Brent T. Feorene, COO
It’s about time.
Healthcare is finally catching on to what community-based organizations have known for years: the social conditions of someone’s life are just as important as the medical aspects when it comes to health (sometimes even more!). Conversations about the social determinants of health dominate headlines, industry conferences, board room discussions, and strategic plans. No longer an afterthought, community-based organizations (CBOs) are gaining recognition as catalysts for “smart health.”
Healthcare organizations – providers and plans – are starting to pursue relationships with community resources to better serve their local populations. It’s part of a larger strategy to fortify their comprehensive care management programs by addressing the nonmedical needs of patients in a manner that will improve health outcomes. For risk-bearing organizations, that also equates to better financial margins. But being acknowledged as a valuable resource doesn’t guarantee that a CBO will able to plug into the care continuum easily. In fact, many are struggling to figure out where they fit and how to go about engaging. Nearly 40% of CBOs responding to a survey by the Scripps Gerontology Center reported they need more information and guidance about how to establish these partnerships.
Three steps to getting started
Most CBOs will need to transform their capabilities to better align with healthcare organizations engaged in value-based care. It’s in these arrangements that providers and plans see the most immediate need for community resources.
If you’re a CBO, follow these three steps to mobilize for your future success.
1. Understand and align your value in terms of the health system at large.
Knowing where you bring value is critical to understanding your fit with healthcare partners. Care teams aim to deliver highly-personalized health services across the continuum—all while being good stewards of resources. For CBOs to integrate with the health system at large, they must fully understand the specific goals care teams are looking to achieve.
For example, if an acute care hospital’s goal is to reduce readmissions, the CBO must understand who is most at-risk and which interventions it can deliver to realize the greatest impact. Perhaps it’s transportation to outpatient primary care appointments, or delivery of nutritious meals.
Over time, outcomes data will provide evidence of the highest-value interventions, providing a roadmap for the CBO to follow. The regular examination of outcomes will close the loop between the care teams and the CBO.
Such alignment requires a like-minded culture, collaborative efforts, and sharing of information. CBOs must ensure they have a venue for communication with care teams and a method of continuous quality improvement that reflects the larger health system’s value proposition.
2. Reposition the culture.
Community organizations have a historical legacy of assisting the most vulnerable populations with food, transportation, housing, security, and activities of daily living. While that core mission remains unchanged, the mindset around it must evolve in the value-based environment.
Earning a profit while delivering services is not inconsistent with the mission of caring for people. The motto of “no margin, no mission” is especially relevant for those who have re-engineered their roles, moving to a culture focused on community impact and sustainability.
Leaders must examine solvency not just in the short-term but with a view toward a sustainable future, which will include significant opportunities for growth. With increasing scale, CBOs can extend their mission with greater stability, which will become an asset as healthcare partners demand more sophistication from CBOs.

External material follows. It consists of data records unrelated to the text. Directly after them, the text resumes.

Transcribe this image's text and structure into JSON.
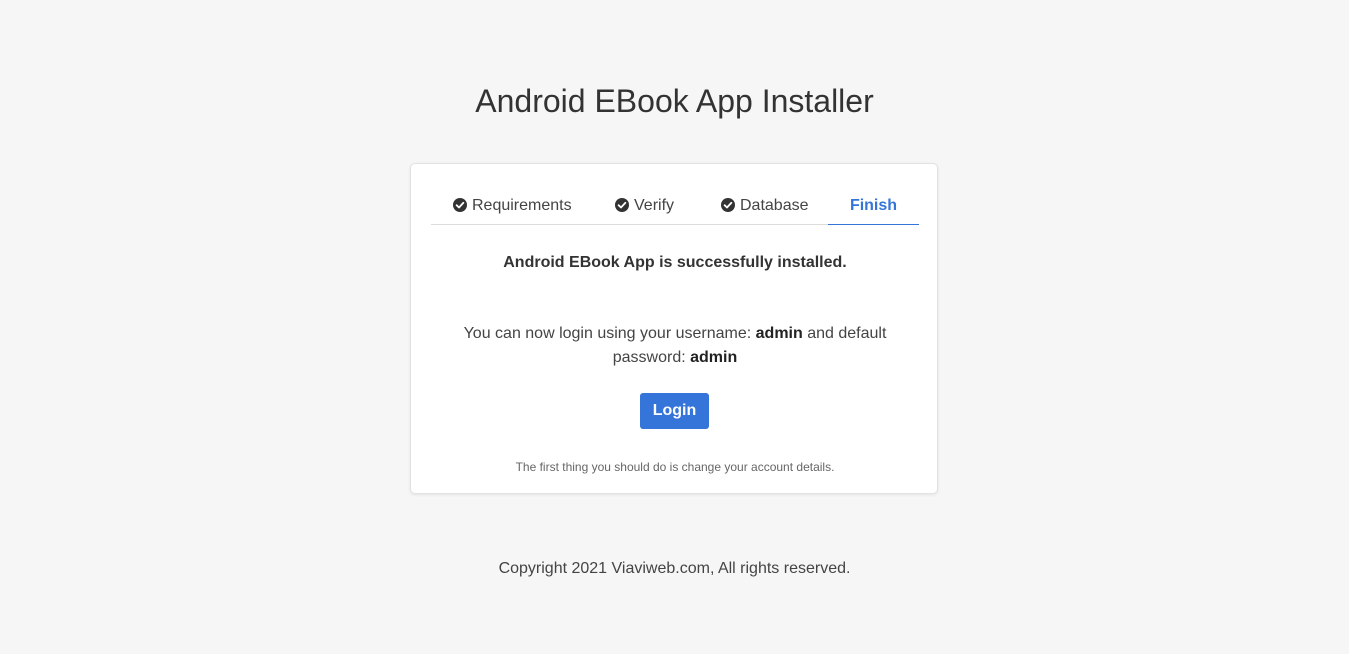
{
  "header": {
    "title": "Android EBook App Installer"
  },
  "tabs": [
    {
      "label": "Requirements",
      "icon": "check-circle-icon",
      "completed": true
    },
    {
      "label": "Verify",
      "icon": "check-circle-icon",
      "completed": true
    },
    {
      "label": "Database",
      "icon": "check-circle-icon",
      "completed": true
    },
    {
      "label": "Finish",
      "active": true
    }
  ],
  "content": {
    "success_message": "Android EBook App is successfully installed.",
    "login_text_prefix": "You can now login using your username:",
    "username": "admin",
    "login_text_middle": "and default password:",
    "password": "admin",
    "login_button": "Login",
    "hint": "The first thing you should do is change your account details."
  },
  "footer": {
    "copyright": "Copyright 2021 Viaviweb.com, All rights reserved."
  },
  "colors": {
    "accent": "#3574d8",
    "background": "#f6f6f6",
    "card": "#ffffff"
  }
}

Rather than fearing the shift toward bottom-line business operations, CBOs should embrace it.
3. Optimize people and processes.
The payers and providers partnering with CBOs are essentially customers who want turnkey services that help them achieve better outcomes with lower costs. That means CBOs must take a hard look at how their people and processes meet those emerging customer needs.
For example, organizations might need to recruit workers experienced in care coordination, then operationalize the workflows needed to make those staff members effective in the community. Other new investments might include technology tools, such as secure messaging apps to engage patients, or data analytics to report quantitative results back to the payer or provider customer.
As difficult as it might be from a management perspective, leaders must also re-evaluate the capabilities of their existing teams to determine whether their complement of skills fits with the CBO’s changing vision for the future.
The people and processes that allowed CBOs to be successful in their roles in the past are quite different from what is needed to flourish in today’s landscape of value-based healthcare.
Having finally achieved the recognition they so deserve, community-based organizations now face the challenge of integrating into the broader healthcare continuum. Doing so effectively demands leadership with a vision for the future and the ability to rally the organization around that vision. It also requires a review of existing capabilities, processes, and tools against the backdrop of the future, as well as the fortitude to implement change where needed. Successful examples are beginning to emerge and can provide additional information for CBOs just beginning to pursue healthcare partnerships. Look to trusted peers for insights and consider engaging third party expertise to help your organization navigate around obstacles and achieve your vision and mission even faster.